### WHAT IS EXPECTED
Every line of the data below must be given again exactly.

"""

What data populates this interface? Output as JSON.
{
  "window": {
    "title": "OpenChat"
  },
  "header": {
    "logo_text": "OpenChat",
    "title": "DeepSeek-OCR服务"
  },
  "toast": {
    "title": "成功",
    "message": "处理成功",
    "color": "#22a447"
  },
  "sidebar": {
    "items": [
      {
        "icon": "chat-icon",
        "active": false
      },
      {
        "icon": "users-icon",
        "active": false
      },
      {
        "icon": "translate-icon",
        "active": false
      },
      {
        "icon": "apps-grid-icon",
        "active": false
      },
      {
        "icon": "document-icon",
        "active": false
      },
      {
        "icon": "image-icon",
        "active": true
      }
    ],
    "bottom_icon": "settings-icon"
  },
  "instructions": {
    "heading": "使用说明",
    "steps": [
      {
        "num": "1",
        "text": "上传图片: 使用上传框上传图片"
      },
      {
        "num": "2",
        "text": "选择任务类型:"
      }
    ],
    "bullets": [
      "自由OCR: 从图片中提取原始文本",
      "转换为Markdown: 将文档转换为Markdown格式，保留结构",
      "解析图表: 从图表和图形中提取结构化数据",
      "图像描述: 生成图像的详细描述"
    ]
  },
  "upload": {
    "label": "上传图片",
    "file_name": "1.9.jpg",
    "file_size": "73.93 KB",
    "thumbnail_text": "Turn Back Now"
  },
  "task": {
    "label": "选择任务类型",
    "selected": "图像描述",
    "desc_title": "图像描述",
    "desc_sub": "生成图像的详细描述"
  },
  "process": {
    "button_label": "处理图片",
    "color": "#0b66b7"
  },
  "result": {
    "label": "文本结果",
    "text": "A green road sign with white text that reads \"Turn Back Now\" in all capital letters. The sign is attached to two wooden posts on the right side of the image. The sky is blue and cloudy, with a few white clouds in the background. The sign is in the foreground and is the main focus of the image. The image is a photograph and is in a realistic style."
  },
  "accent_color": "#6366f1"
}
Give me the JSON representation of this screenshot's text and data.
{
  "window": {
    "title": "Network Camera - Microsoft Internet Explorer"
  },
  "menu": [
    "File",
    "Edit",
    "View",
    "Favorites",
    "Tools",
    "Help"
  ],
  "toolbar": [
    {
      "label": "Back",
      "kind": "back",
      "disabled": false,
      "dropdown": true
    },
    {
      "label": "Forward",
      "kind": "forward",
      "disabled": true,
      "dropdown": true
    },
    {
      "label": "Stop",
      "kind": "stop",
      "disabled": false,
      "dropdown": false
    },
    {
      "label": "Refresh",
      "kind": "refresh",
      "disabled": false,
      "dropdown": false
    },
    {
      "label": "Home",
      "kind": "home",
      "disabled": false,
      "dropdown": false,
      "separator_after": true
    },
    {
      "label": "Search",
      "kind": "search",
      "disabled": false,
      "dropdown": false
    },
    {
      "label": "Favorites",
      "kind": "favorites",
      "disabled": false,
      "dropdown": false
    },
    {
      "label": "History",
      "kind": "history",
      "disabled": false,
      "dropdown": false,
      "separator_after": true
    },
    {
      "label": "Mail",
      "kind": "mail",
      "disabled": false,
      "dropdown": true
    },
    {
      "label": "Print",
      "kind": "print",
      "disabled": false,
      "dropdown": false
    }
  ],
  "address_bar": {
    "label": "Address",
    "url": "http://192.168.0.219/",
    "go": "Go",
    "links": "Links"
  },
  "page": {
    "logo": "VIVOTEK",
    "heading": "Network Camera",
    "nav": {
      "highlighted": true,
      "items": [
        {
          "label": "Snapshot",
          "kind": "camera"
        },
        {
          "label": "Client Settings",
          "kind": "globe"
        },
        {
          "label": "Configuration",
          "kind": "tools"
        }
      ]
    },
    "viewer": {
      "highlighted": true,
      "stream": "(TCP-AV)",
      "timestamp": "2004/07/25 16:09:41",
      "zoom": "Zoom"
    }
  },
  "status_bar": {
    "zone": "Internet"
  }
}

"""

### RESPONSE AREA
What data populates this interface? Output as JSON.
{
  "window": {
    "title": "OpenChat"
  },
  "header": {
    "logo_text": "OpenChat",
    "title": "DeepSeek-OCR服务"
  },
  "toast": {
    "title": "成功",
    "message": "处理成功",
    "color": "#22a447"
  },
  "sidebar": {
    "items": [
      {
        "icon": "chat-icon",
        "active": false
      },
      {
        "icon": "users-icon",
        "active": false
      },
      {
        "icon": "translate-icon",
        "active": false
      },
      {
        "icon": "apps-grid-icon",
        "active": false
      },
      {
        "icon": "document-icon",
        "active": false
      },
      {
        "icon": "image-icon",
        "active": true
      }
    ],
    "bottom_icon": "settings-icon"
  },
  "instructions": {
    "heading": "使用说明",
    "steps": [
      {
        "num": "1",
        "text": "上传图片: 使用上传框上传图片"
      },
      {
        "num": "2",
        "text": "选择任务类型:"
      }
    ],
    "bullets": [
      "自由OCR: 从图片中提取原始文本",
      "转换为Markdown: 将文档转换为Markdown格式，保留结构",
      "解析图表: 从图表和图形中提取结构化数据",
      "图像描述: 生成图像的详细描述"
    ]
  },
  "upload": {
    "label": "上传图片",
    "file_name": "1.9.jpg",
    "file_size": "73.93 KB",
    "thumbnail_text": "Turn Back Now"
  },
  "task": {
    "label": "选择任务类型",
    "selected": "图像描述",
    "desc_title": "图像描述",
    "desc_sub": "生成图像的详细描述"
  },
  "process": {
    "button_label": "处理图片",
    "color": "#0b66b7"
  },
  "result": {
    "label": "文本结果",
    "text": "A green road sign with white text that reads \"Turn Back Now\" in all capital letters. The sign is attached to two wooden posts on the right side of the image. The sky is blue and cloudy, with a few white clouds in the background. The sign is in the foreground and is the main focus of the image. The image is a photograph and is in a realistic style."
  },
  "accent_color": "#6366f1"
}
Give me the JSON representation of this screenshot's text and data.
{
  "window": {
    "title": "Network Camera - Microsoft Internet Explorer"
  },
  "menu": [
    "File",
    "Edit",
    "View",
    "Favorites",
    "Tools",
    "Help"
  ],
  "toolbar": [
    {
      "label": "Back",
      "kind": "back",
      "disabled": false,
      "dropdown": true
    },
    {
      "label": "Forward",
      "kind": "forward",
      "disabled": true,
      "dropdown": true
    },
    {
      "label": "Stop",
      "kind": "stop",
      "disabled": false,
      "dropdown": false
    },
    {
      "label": "Refresh",
      "kind": "refresh",
      "disabled": false,
      "dropdown": false
    },
    {
      "label": "Home",
      "kind": "home",
      "disabled": false,
      "dropdown": false,
      "separator_after": true
    },
    {
      "label": "Search",
      "kind": "search",
      "disabled": false,
      "dropdown": false
    },
    {
      "label": "Favorites",
      "kind": "favorites",
      "disabled": false,
      "dropdown": false
    },
    {
      "label": "History",
      "kind": "history",
      "disabled": false,
      "dropdown": false,
      "separator_after": true
    },
    {
      "label": "Mail",
      "kind": "mail",
      "disabled": false,
      "dropdown": true
    },
    {
      "label": "Print",
      "kind": "print",
      "disabled": false,
      "dropdown": false
    }
  ],
  "address_bar": {
    "label": "Address",
    "url": "http://192.168.0.219/",
    "go": "Go",
    "links": "Links"
  },
  "page": {
    "logo": "VIVOTEK",
    "heading": "Network Camera",
    "nav": {
      "highlighted": true,
      "items": [
        {
          "label": "Snapshot",
          "kind": "camera"
        },
        {
          "label": "Client Settings",
          "kind": "globe"
        },
        {
          "label": "Configuration",
          "kind": "tools"
        }
      ]
    },
    "viewer": {
      "highlighted": true,
      "stream": "(TCP-AV)",
      "timestamp": "2004/07/25 16:09:41",
      "zoom": "Zoom"
    }
  },
  "status_bar": {
    "zone": "Internet"
  }
}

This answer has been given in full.